**Problem details:**
All lines with the word "label" in the material below are required.

*** Records supplied

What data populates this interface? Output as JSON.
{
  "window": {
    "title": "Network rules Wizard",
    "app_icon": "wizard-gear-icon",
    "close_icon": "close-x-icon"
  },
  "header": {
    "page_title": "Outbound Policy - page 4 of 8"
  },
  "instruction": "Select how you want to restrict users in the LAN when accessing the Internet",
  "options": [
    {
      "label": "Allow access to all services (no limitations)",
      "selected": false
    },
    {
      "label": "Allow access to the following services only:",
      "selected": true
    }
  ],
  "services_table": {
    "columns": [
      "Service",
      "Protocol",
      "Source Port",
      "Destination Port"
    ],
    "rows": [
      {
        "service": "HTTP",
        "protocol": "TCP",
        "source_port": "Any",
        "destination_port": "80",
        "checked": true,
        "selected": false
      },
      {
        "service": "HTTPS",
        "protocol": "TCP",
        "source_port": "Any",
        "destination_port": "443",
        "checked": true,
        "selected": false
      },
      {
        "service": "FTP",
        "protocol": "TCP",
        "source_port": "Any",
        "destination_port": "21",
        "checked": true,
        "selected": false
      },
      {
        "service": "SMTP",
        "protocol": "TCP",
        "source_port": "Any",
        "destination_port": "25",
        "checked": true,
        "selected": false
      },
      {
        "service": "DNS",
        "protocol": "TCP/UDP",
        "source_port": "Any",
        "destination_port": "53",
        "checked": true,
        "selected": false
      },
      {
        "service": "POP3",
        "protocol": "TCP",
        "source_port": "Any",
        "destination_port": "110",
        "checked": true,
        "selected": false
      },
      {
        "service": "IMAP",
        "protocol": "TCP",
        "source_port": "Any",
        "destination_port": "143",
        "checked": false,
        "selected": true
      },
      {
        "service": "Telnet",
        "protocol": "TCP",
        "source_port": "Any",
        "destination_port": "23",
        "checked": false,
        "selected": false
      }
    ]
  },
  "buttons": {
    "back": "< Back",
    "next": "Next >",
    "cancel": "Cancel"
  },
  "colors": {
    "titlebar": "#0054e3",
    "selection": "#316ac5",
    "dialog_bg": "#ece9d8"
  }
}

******

**Solution:**
      "label": "Allow access to all services (no limitations)",
      "label": "Allow access to the following services only:",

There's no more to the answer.